Are you feeling constrained running your business from your desktop or laptop?
Chances are if you have more than a couple of users, the time has come to invest in your own server. It might feel like a big step for a small to medium business (business) to take, but the functionality, time savings, improved security and peace of mind are definitely worth considering.
Let’s take a look and understand what a server is and how it could help drive the growth of your business.
What is a server?
A server is a computer that acts as a centralised store for all the data and applications your business uses every day. Think email, messaging apps, shared printers, databases, calendars, an intranet and any dedicated software programs. Not only is a server more powerful than a desktop or laptop, but it is engineered to run 24/7 and allows multiple user access. Contrast this with a desktop PC or laptop which only serves one user and has limited connectivity with other machines.
How can a server help your business?
So, why do you need one, and how can it help your business perform more efficiently?
The most obvious benefit of a server is that it makes it easy to access your data. Everyone connected to your network can share and collaborate seamlessly. You can also easily roll out security or software updates to all your users via your server. With multiple processors, a server will also power through resource-intensive tasks and crunch data quickly – jobs a PC will struggle with. And with mirrored hard drives, your data is secure if one fails or if a desktop/laptop hard drive dies.
Do you need your own server?
If your business has two or more computers, chances are you will work more efficiently with a dedicated server. The increased data capacity, seamless resource sharing, improved performance and security of your own server will transform the way you work.
The next step is to decide what type of server suits your needs.
Your business server options
You have various options when it comes to selecting a suitable server:
Buy or build your own: If you are practical and a little IT savvy, you can buy or build your own on-premises server. Here you need to consider some practicalities such as performance specs and whether it has the capacity to expand. You want a unit that’s scalable and can grow with you as you add applications and staff members to your team. Entry-level servers are about the price of a desktop PC, but with more resources for data management. Prices escalate as you add more features such as storage and processor speed.
The con of this DIY approach is that you need to have the time and know-how to dedicate to setting it up and maintaining it. You also need to factor in the purchase of the hardware and the running costs into your budget.

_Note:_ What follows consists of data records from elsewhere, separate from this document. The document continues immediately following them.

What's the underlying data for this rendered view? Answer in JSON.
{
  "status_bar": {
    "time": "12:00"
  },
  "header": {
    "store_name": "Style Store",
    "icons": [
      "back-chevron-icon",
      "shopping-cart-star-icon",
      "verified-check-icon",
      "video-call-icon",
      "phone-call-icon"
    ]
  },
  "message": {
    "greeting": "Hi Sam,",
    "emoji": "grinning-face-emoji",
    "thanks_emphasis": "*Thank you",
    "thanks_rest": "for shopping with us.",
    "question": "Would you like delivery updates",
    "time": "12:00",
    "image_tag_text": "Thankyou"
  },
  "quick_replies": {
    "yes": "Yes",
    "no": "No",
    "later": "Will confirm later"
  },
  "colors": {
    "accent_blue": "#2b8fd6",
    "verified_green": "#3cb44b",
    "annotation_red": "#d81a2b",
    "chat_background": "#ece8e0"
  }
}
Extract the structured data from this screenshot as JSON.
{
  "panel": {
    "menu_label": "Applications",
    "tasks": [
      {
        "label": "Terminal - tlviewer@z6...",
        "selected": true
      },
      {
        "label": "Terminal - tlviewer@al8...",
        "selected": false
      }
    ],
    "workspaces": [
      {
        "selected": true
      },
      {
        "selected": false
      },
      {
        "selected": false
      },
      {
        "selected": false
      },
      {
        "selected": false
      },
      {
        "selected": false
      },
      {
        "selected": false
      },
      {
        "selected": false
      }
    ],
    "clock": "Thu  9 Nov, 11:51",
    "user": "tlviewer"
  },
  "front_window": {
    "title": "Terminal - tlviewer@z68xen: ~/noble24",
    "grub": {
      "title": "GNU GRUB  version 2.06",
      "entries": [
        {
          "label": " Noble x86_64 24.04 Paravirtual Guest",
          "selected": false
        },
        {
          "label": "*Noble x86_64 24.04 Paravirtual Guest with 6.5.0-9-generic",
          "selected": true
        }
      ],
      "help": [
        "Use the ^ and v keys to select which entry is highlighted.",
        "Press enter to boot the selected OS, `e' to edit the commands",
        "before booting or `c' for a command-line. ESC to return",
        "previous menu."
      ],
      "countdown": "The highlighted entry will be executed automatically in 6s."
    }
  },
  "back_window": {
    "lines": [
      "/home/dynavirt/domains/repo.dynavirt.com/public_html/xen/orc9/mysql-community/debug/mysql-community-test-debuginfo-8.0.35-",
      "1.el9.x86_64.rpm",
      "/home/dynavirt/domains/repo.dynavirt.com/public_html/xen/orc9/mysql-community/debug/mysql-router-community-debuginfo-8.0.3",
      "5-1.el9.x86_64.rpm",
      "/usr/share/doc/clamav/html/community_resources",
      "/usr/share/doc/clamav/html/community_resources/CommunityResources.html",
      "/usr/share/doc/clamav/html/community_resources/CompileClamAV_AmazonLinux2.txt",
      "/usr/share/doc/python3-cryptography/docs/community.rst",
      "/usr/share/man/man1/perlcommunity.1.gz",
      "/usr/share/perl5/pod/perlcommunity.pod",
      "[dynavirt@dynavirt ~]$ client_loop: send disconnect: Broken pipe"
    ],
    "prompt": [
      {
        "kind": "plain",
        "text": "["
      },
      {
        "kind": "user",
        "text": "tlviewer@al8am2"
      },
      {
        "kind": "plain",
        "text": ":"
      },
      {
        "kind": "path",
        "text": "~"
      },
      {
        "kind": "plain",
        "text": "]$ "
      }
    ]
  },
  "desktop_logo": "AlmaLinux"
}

Managed service: Your other option is to outsource this function to a managed service. If you have the budget you can either rent an on-premises unit or use a cloud-based service. Both take the day-to-day hassle of maintaining the hardware component off your hands. You can also easily increase your capacity by buying more space on a cloud server or upgrading your service without purchasing new hardware.
The downside of this option is that you need to be able to trust any provider with your information. If you are using a cloud service, your data is also not on-premises and access could be problematic if there is an outage.